Link to University of Wisconsin Digital Collections
Link to University of Wisconsin Digital Collections
History of Science and Technology

Page View

Schatzberg, Eric, 1956- / Wings of wood, wings of metal : culture and technical choice in American airplane materials, 1914-1945
(c1999)

2. Engineering enthusiasm: World War I and the origins of the metal airplane,   pp. [22]-43


Page 29

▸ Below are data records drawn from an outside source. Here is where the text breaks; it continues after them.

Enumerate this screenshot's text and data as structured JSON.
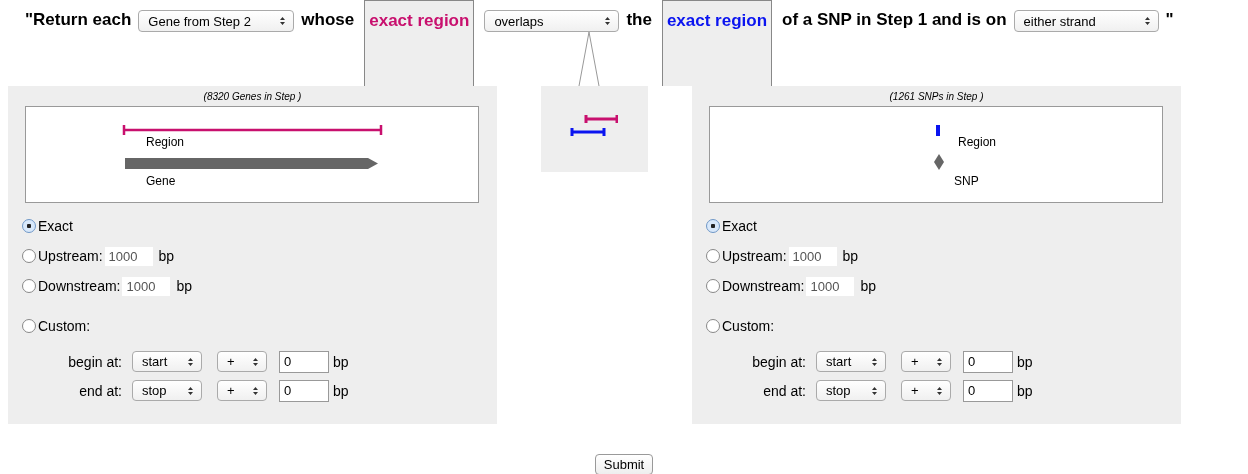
{
  "sentence": [
    {
      "kind": "text",
      "text": "\"Return each"
    },
    {
      "kind": "select",
      "value": "Gene from Step 2"
    },
    {
      "kind": "text",
      "text": "whose"
    },
    {
      "kind": "region",
      "text": "exact region",
      "color": "#c8106e"
    },
    {
      "kind": "select",
      "value": "overlaps"
    },
    {
      "kind": "text",
      "text": "the"
    },
    {
      "kind": "region",
      "text": "exact region",
      "color": "#0a14f0"
    },
    {
      "kind": "text",
      "text": "of a SNP in Step 1 and is on"
    },
    {
      "kind": "select",
      "value": "either strand"
    },
    {
      "kind": "text",
      "text": "\""
    }
  ],
  "panels": [
    {
      "count": "(8320 Genes in Step )",
      "diagram": {
        "kind": "gene",
        "labels": [
          "Region",
          "Gene"
        ]
      },
      "options": [
        {
          "kind": "exact",
          "label": "Exact",
          "selected": true
        },
        {
          "kind": "offset",
          "label": "Upstream:",
          "value": "1000",
          "unit": "bp",
          "selected": false
        },
        {
          "kind": "offset",
          "label": "Downstream:",
          "value": "1000",
          "unit": "bp",
          "selected": false
        },
        {
          "kind": "custom",
          "label": "Custom:",
          "selected": false
        }
      ],
      "custom_rows": [
        {
          "label": "begin at:",
          "anchor": "start",
          "sign": "+",
          "value": "0",
          "unit": "bp"
        },
        {
          "label": "end at:",
          "anchor": "stop",
          "sign": "+",
          "value": "0",
          "unit": "bp"
        }
      ]
    },
    {
      "count": "(1261 SNPs in Step )",
      "diagram": {
        "kind": "snp",
        "labels": [
          "Region",
          "SNP"
        ]
      },
      "options": [
        {
          "kind": "exact",
          "label": "Exact",
          "selected": true
        },
        {
          "kind": "offset",
          "label": "Upstream:",
          "value": "1000",
          "unit": "bp",
          "selected": false
        },
        {
          "kind": "offset",
          "label": "Downstream:",
          "value": "1000",
          "unit": "bp",
          "selected": false
        },
        {
          "kind": "custom",
          "label": "Custom:",
          "selected": false
        }
      ],
      "custom_rows": [
        {
          "label": "begin at:",
          "anchor": "start",
          "sign": "+",
          "value": "0",
          "unit": "bp"
        },
        {
          "label": "end at:",
          "anchor": "stop",
          "sign": "+",
          "value": "0",
          "unit": "bp"
        }
      ]
    }
  ],
  "submit": "Submit"
}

ENGINEERING ENTHUSIASM
Figure 2.4. Dornier D1 metal wing construction, with fabric removed from trailing
edge to reveal the metal-covered box spar. Official Navy photo in U.S. Air Services 10
(March 1925): 14.
four times as much labor as standard designs. Fokker, who had been forced
into a merger with Junkers in 1917, later criticized Junkers for his impracti-
cal commitment to all-metal construction despite the pressing demands of
wartime production. In any case, by the spring of 1918, metal shortages had
become severe enough to preclude large-scale production of metal airplanes
like the Dornier D1.16
German metal airplanes remained little known during the war, gaining
prominence only after the Armistice, when they inspired tremendous en-
thusiasm in France, Britain, and especially the United States. But before
Americans learned of German developments, the U.S. government launched
its own program to develop metal structures for military airplanes. This
program achieved modest success but generated none of the enthusiasm
that would later greet German developments.


Go up to Top of Page